The folks at Basketball Prospectus recently found that three-balls were undervalued. Does that mean that there's been an inefficiency in the accepted market inefficiency? I don't know. Commenter Guy also had ideas for how to study three-ball strategies.
Some batters never swing on 3-0 counts. Take the difference between the average 3-0 swing zone and strike zone.
Overall, only 6% of those pitches are swung at. Of those 6%, I estimate 17% would be called balls. If batters never swung at 3-0, that means they would walk about 36% of the time on that pitch, as opposed to the current rate of 35%. Sounds negligible, and it's likely that if batters are able to do damage on 3-0, then they're right to swing at times.
Upon swinging, batters hit .390 with a .760 slugging average. That does not include the 54% of swings that either miss or result in fouls, thereby bringing the count to 3-1. Using linear weights, I estimate that batters currently add about a run per 100 pitches by swinging on 3-0 rather than always taking. I don't think the pure strategy "always take 3-0" is correct. That said, I also think that there are some pitchers who are so bad at throwing strikes or hitters so bad at hitting that such a strategy would be viable.

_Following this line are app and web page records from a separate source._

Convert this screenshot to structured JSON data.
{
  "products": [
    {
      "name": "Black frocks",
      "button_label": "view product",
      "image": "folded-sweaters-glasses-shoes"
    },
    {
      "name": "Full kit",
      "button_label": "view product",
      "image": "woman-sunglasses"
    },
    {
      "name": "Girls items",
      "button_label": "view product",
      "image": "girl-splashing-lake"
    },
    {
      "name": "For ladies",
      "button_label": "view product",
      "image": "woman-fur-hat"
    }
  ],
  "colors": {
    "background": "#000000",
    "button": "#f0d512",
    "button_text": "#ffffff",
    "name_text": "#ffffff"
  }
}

Along similar lines, batters are more likely to swing at full-count pitches than 2-2 pitches. What if we were to map out 2-2 strategies on 3-2 pitches? Well, I'm not entirely sure this makes sense, but I tried to do it.
I made the payoffs on 2-2 counts equal to those on 3-2 counts, then predicted run value while controlling for batter/pitcher handedness and pitch type. Mapping both predictions onto the 3-2 distribution, I found the overall difference in expected output to be similar to the difference I found between never swinging on 3-0 and the current strategy. Again, the current strategy proved more optimal. Unfortunately, graphing the differences didn't produce anything intelligible.
Decades of baseball evolution have brought us to the point where radical changes to current strategies can mostly be ruled out. But achieving equilibrium is a complicated process, and we would be doing the game of baseball and baseball players a disservice to think that there is no room for improvement. I'm more comfortable saying that batters might swing too often on three-ball counts than I am suggesting what their strategy should be.